- **TASK INPUTS**
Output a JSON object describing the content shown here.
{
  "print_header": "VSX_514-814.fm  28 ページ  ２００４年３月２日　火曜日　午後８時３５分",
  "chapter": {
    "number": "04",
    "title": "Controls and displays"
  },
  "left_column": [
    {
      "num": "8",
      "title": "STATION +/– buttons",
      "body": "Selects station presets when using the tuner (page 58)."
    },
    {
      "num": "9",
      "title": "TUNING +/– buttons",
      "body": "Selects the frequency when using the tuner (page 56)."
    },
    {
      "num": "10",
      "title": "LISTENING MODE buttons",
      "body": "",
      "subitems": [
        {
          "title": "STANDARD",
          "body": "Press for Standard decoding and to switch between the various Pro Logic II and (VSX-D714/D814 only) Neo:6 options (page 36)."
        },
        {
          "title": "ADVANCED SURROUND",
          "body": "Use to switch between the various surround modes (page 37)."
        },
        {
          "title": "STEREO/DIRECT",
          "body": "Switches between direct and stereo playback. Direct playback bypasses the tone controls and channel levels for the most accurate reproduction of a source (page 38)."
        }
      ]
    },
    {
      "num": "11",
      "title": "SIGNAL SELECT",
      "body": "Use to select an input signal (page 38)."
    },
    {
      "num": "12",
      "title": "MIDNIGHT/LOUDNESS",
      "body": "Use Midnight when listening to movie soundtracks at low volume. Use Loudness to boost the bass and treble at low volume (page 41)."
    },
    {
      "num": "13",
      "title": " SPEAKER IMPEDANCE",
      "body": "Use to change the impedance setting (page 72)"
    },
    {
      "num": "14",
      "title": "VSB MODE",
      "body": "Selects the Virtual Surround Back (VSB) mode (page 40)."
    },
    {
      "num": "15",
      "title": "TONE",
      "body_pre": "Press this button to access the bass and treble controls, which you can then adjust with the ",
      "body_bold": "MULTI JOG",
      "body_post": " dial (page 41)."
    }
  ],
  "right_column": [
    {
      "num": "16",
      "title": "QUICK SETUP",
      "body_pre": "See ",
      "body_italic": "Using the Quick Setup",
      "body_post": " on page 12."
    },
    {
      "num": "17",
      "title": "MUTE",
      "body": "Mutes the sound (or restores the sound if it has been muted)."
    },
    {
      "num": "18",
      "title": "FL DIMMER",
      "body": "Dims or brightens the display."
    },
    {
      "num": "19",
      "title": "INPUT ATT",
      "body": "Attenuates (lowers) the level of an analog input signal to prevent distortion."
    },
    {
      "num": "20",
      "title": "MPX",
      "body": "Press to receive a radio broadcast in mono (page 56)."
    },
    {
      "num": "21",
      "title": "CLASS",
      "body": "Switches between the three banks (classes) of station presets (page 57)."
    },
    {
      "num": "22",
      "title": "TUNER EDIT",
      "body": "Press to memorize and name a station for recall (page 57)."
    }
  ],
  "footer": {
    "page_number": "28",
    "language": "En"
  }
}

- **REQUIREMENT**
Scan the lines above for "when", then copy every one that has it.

- **ANSWER**
      "body": "Selects station presets when using the tuner (page 58)."
      "body": "Selects the frequency when using the tuner (page 56)."
      "body": "Use Midnight when listening to movie soundtracks at low volume. Use Loudness to boost the bass and treble at low volume (page 41)."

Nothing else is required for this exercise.